Expecting to be the first one back, I was surprised to be greeted by my dad.  Apparently, about 4 hours into the ride, his GPS showed his next location to be in the middle of the ocean.  None of his other locations would show up right.  So he mapped it home with a dead GPS and waited for the rest of us.  Now I get to learn about the scoring process.  Its pretty cut and dry, and there are NO gimmies.  If it says write some thing down, it better be written down.  If it says get a receipt, you better have the receipt.  If it says bring it to the table for scoring... you cannot get up to go get it if you forgot it in the saddle bag.  Once you are in the chair in front of the Rally Bastard... you are there till the end.  I lost a good amount of points for forgetting stuff on my score sheet.  The worst was not writing down the points for the gas receipts to 2 states.  I had the receipts at the scoring table... but since I didn't write it down...XXXX. NO points.  And after driving that far out of the way to get it.  But this is how you learn.  I was tired, but still thinking this was a lot of fun.  The most fun I'd had in a while.  We watched the rest of the riders trickle in, most within the last 20 mins of the 12 hr window.  One guy cut it close so he was flying down the dirt road, hit the grass drive way to the area, and dumped the bike.  He was fine, the bike was fine as far as we could tell, and was listed as a few mins early.  One was about 5 mins late after driving the last 200 miles home around 90mph.  He got a ticket 15 mins from the end.  Late penalty, lost the no-ticket bonus, and has to pay the ticket.  Ouch!  But everyone made it back... no accidents, 1 ticket, no mechanical failures.... oh wait.  Dad decided to load the bikes up on the trailer before it got too late and too much beer was downed.  He hit the starter on the Vic, it cranked right up.... but the starter didn't turn off. He immediately drove it to the trailer, starter whirling away, and turned it off.  Starter motor still running.  He pulled the seat, and disconnected the battery... finally the stater motor turned off.  Ok, one mechanical failure.  I'm soooo glad it didn't do that while I was 200 miles from home!  But all in all it was a good day.  Ate some dinner, they added up the points for everyone, and I met my goal.  I did not finish last!  I actually ended up in 6th place!  Not too bad for my first attempt.  On a borrowed bike.  With no real GPS.   I was happy.  I was hooked.

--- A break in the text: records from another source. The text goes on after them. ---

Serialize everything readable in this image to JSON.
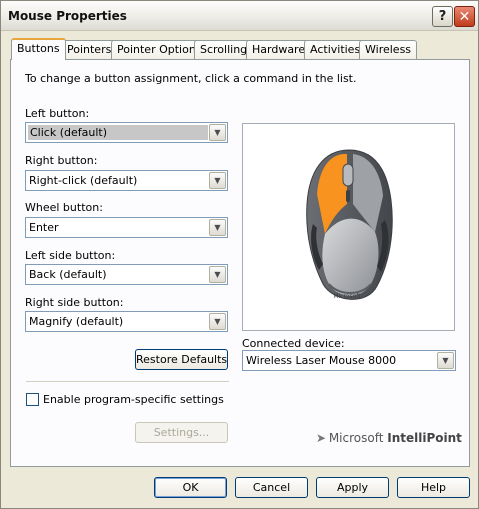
{
  "window": {
    "title": "Mouse Properties"
  },
  "titlebar_buttons": {
    "help": "?",
    "close": "✕"
  },
  "tabs": [
    "Buttons",
    "Pointers",
    "Pointer Options",
    "Scrolling",
    "Hardware",
    "Activities",
    "Wireless"
  ],
  "active_tab": "Buttons",
  "instruction": "To change a button assignment, click a command in the list.",
  "assignments": [
    {
      "label": "Left button:",
      "value": "Click (default)"
    },
    {
      "label": "Right button:",
      "value": "Right-click (default)"
    },
    {
      "label": "Wheel button:",
      "value": "Enter"
    },
    {
      "label": "Left side button:",
      "value": "Back (default)"
    },
    {
      "label": "Right side button:",
      "value": "Magnify (default)"
    }
  ],
  "restore_defaults_label": "Restore Defaults",
  "connected_device": {
    "label": "Connected device:",
    "value": "Wireless Laser Mouse 8000"
  },
  "program_specific": {
    "label": "Enable program-specific settings",
    "checked": false
  },
  "settings_button_label": "Settings...",
  "brand": {
    "name": "Microsoft",
    "product": "IntelliPoint"
  },
  "mouse_image": {
    "brand_text": "Microsoft",
    "highlight_color": "#f7931e"
  },
  "footer_buttons": {
    "ok": "OK",
    "cancel": "Cancel",
    "apply": "Apply",
    "help": "Help"
  }
}
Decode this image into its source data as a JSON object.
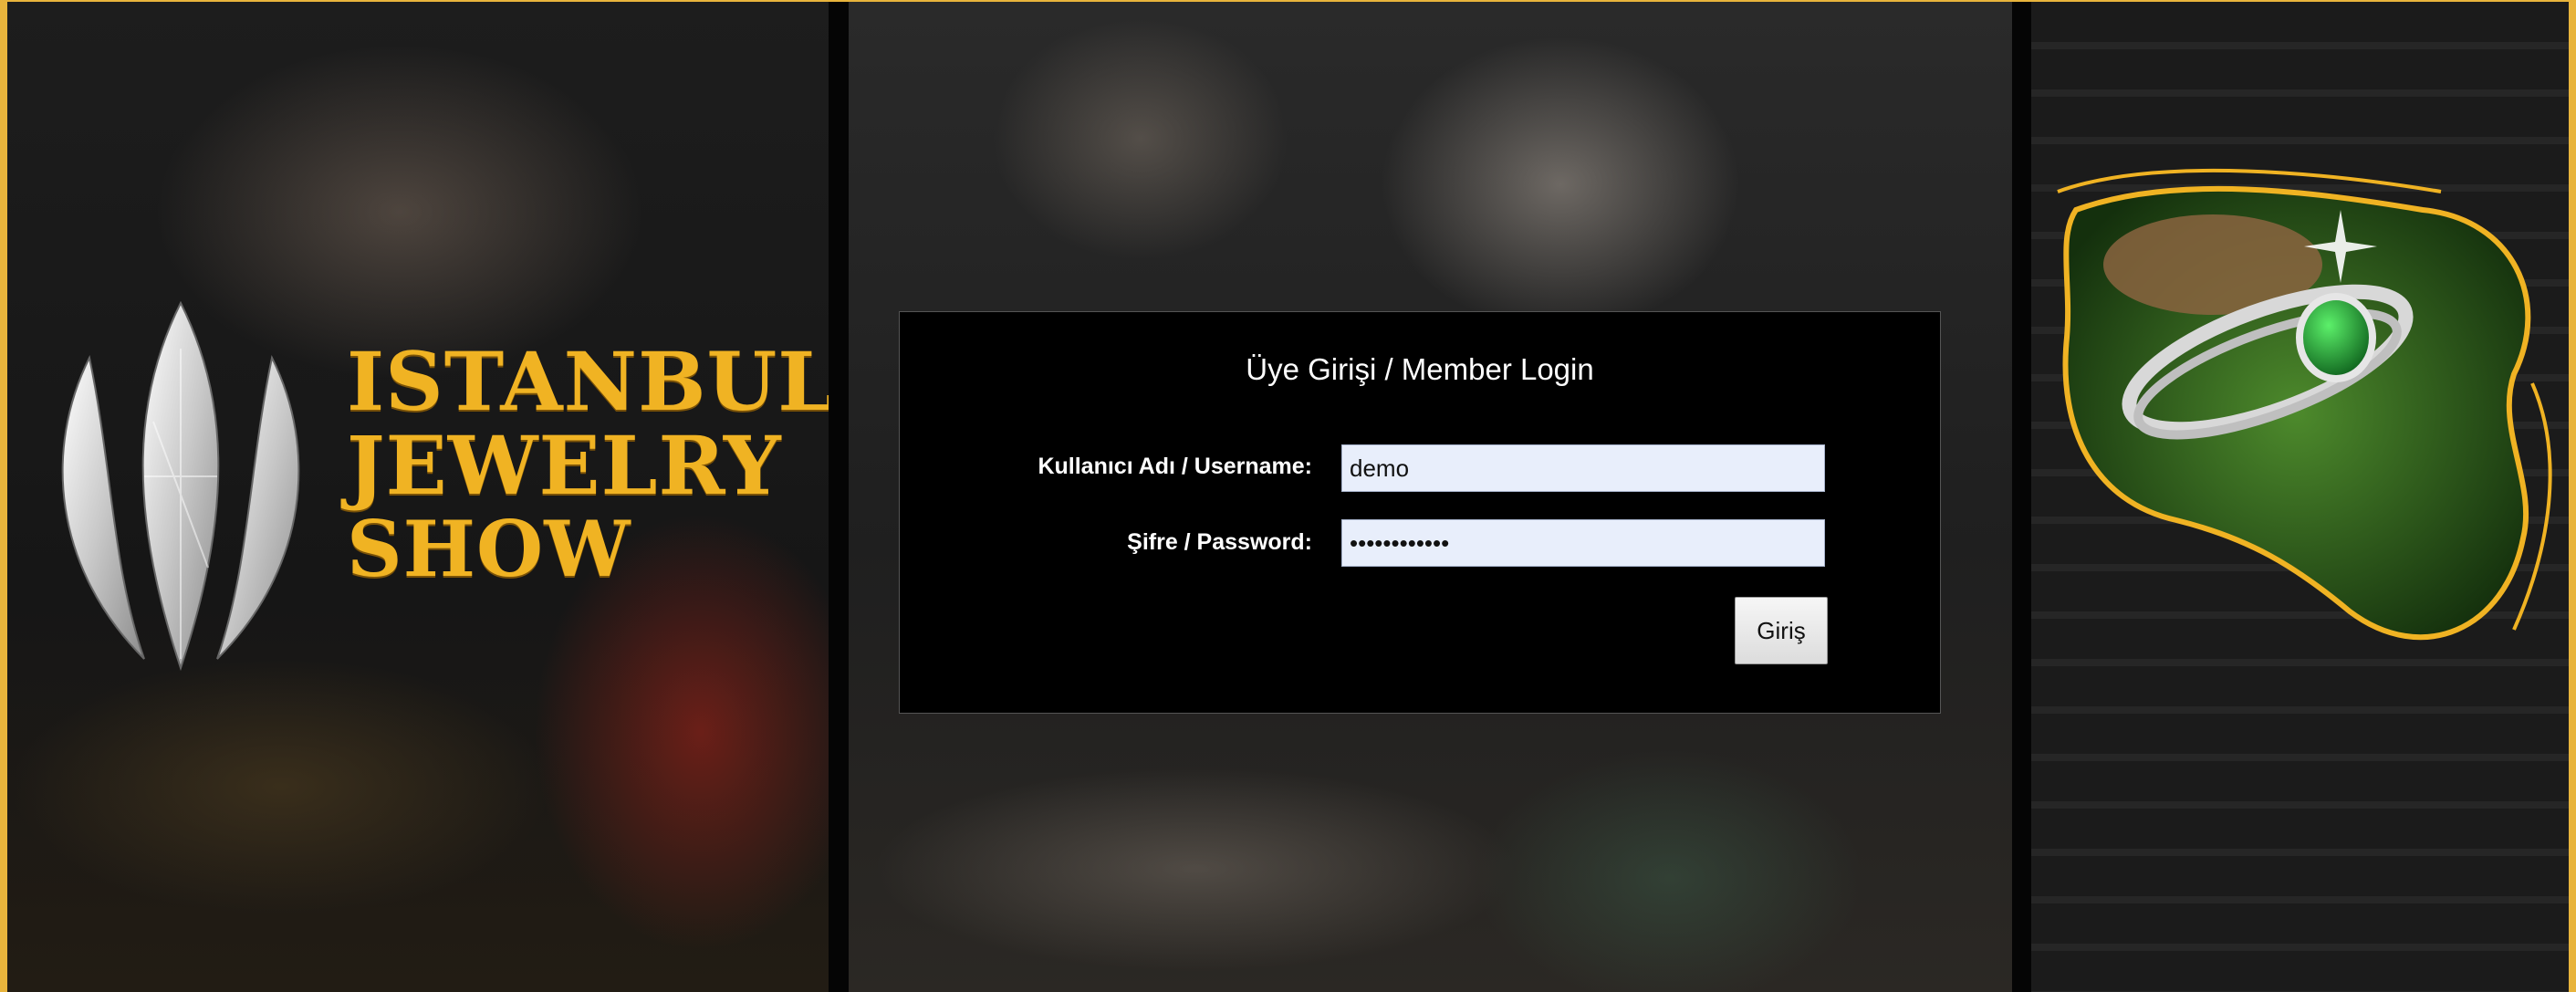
{
  "brand": {
    "line1": "ISTANBUL",
    "line2": "JEWELRY",
    "line3": "SHOW",
    "gold": "#f0b323",
    "frame_color": "#e8b43c"
  },
  "login": {
    "title": "Üye Girişi / Member Login",
    "username_label": "Kullanıcı Adı / Username:",
    "username_value": "demo",
    "password_label": "Şifre / Password:",
    "password_value": "demo12345678",
    "submit_label": "Giriş"
  }
}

  1. OK. Scared as hell. Never done a rally and this will be my first one. I am going to try and find some stuff to read to figure out how this all works. I will be 3 days shy of 64 when I do this ride

  2. If this one scared you, don't read the next 2!! Ed's rallies are a lot of fun. You can make it hard like I did on the 2012 rally, or go out and have a good time. If its your first rally, make if a fun learning experience. Noone will be short of advice so ask lots of questions.